The share of U.S. farm businesses that are highly leveraged (defined as having debt-to-asset ratios greater than .40) has trended upward since 2012 and is forecast to increase slightly in both 2015 and 2016, according to a USDA Economic Research Service report.
Farm businesses specializing in crops are forecast to have higher shares of both highly and very highly leveraged operations (with over .70 debt-to-asset ratios) than those specializing in animals/animal products.
In 2016, the share of very highly leveraged crop farms is expected to reach the highest level since 2002.

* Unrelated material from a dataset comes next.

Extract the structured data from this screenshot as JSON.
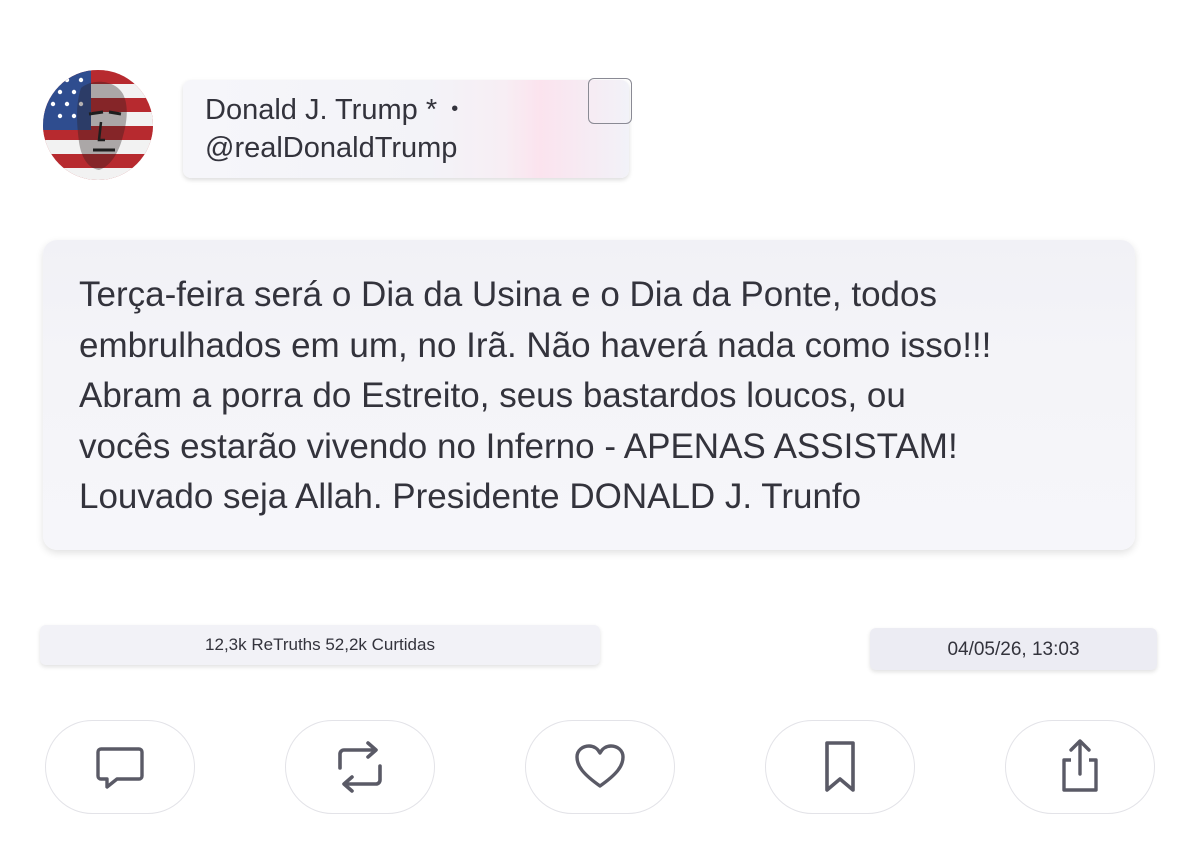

Debt-to-asset ratios measure the amount of assets that are financed by debt, and are an indicator of the level of a farm’s solvency.

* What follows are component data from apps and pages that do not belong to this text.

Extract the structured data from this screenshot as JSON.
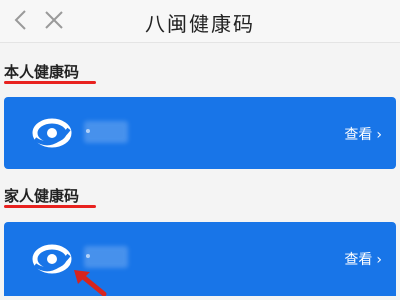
{
  "header": {
    "title": "八闽健康码",
    "back_icon": "chevron-left-icon",
    "close_icon": "close-icon"
  },
  "sections": [
    {
      "label": "本人健康码",
      "action_label": "查看"
    },
    {
      "label": "家人健康码",
      "action_label": "查看"
    }
  ],
  "colors": {
    "card_blue": "#1875e8",
    "underline_red": "#e8221f",
    "annotation_arrow": "#d7241e"
  },
  "icons": {
    "logo": "health-code-logo-icon",
    "chevron": "chevron-right-icon",
    "annotation": "annotation-arrow-icon"
  }
}
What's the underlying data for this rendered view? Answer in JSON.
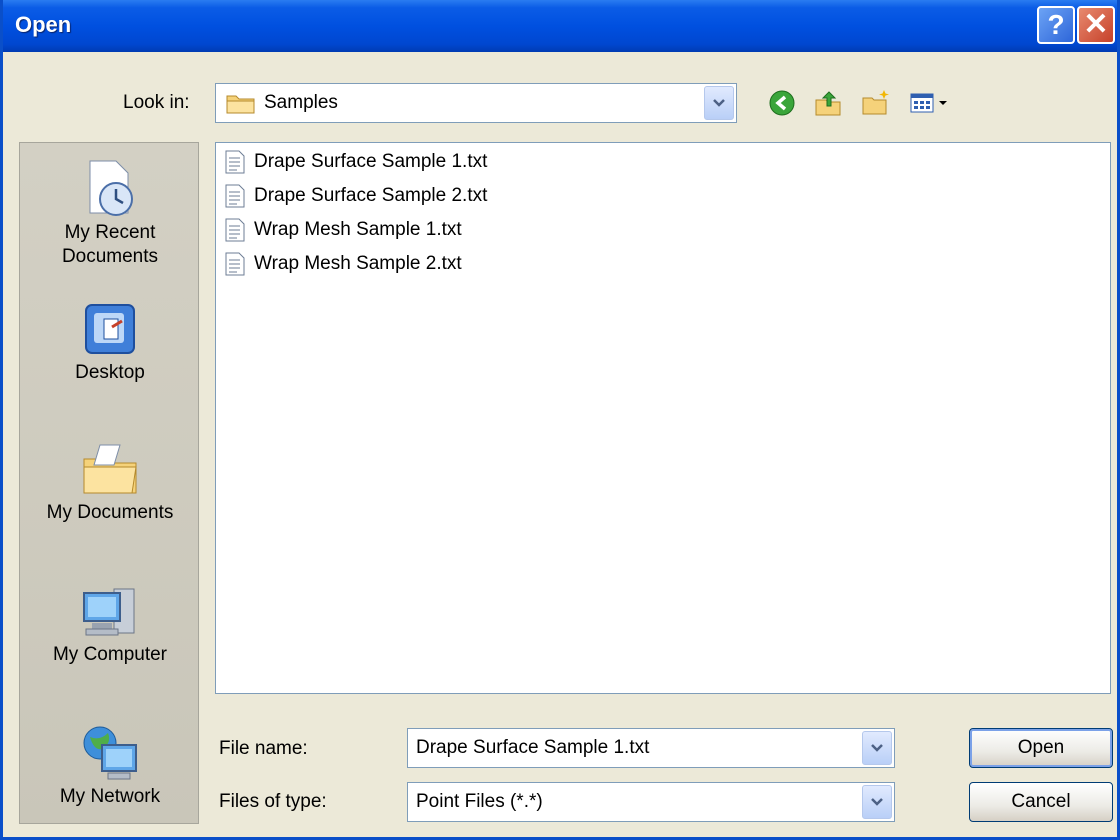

Because lending institutions consider debt-to-asset (along with other measures reflecting the chance of default) to assess credit worthiness of farms, some of these highly and very highly leveraged farm businesses may have difficulty securing a loan.

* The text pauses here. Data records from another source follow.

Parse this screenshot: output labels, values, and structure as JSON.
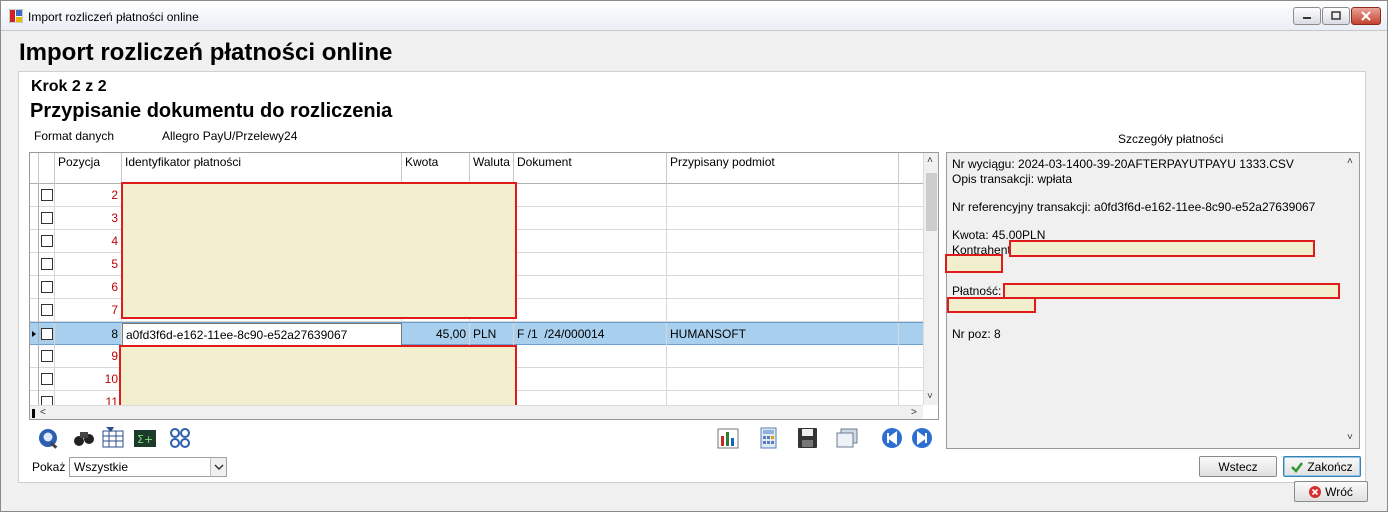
{
  "window": {
    "title": "Import rozliczeń płatności online"
  },
  "page": {
    "heading": "Import rozliczeń płatności online",
    "step": "Krok 2 z 2",
    "subheading": "Przypisanie dokumentu do rozliczenia",
    "format_label": "Format danych",
    "format_value": "Allegro PayU/Przelewy24",
    "details_title": "Szczegóły płatności"
  },
  "grid": {
    "columns": [
      "Pozycja",
      "Identyfikator płatności",
      "Kwota",
      "Waluta",
      "Dokument",
      "Przypisany podmiot"
    ],
    "rows_before": [
      "2",
      "3",
      "4",
      "5",
      "6",
      "7"
    ],
    "selected": {
      "pozycja": "8",
      "identyfikator": "a0fd3f6d-e162-11ee-8c90-e52a27639067",
      "kwota": "45,00",
      "waluta": "PLN",
      "dokument": "F /1  /24/000014",
      "podmiot": "HUMANSOFT"
    },
    "rows_after": [
      "9",
      "10",
      "11"
    ]
  },
  "toolbar": {
    "left_icons": [
      "search-doc-icon",
      "binoculars-icon",
      "filter-grid-icon",
      "sum-icon",
      "link-icon"
    ],
    "right_icons": [
      "chart-icon",
      "calculator-icon",
      "save-icon",
      "export-icon",
      "first-record-icon",
      "next-record-icon"
    ]
  },
  "filter": {
    "label": "Pokaż",
    "value": "Wszystkie"
  },
  "details": {
    "nr_wyciagu": "Nr wyciągu: 2024-03-1400-39-20AFTERPAYUTPAYU 1333.CSV",
    "opis": "Opis transakcji: wpłata",
    "nr_ref": "Nr referencyjny transakcji: a0fd3f6d-e162-11ee-8c90-e52a27639067",
    "kwota": "Kwota: 45.00PLN",
    "kontrahent": "Kontrahent:",
    "platnosc": "Płatność:",
    "nr_poz": "Nr poz: 8"
  },
  "buttons": {
    "wstecz": "Wstecz",
    "zakoncz": "Zakończ",
    "wroc": "Wróć"
  }
}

Farm businesses — those farms with at least $350,000 in annual sales or farms with lower revenues where the operator’s primary occupation is farming — account for more than 90 percent of U.S. farm sector production, and hold 71 percent of all farm assets and 80 percent of farm debt, according to USDA’s 2014 Agricultural Resource Management Survey (ARMS).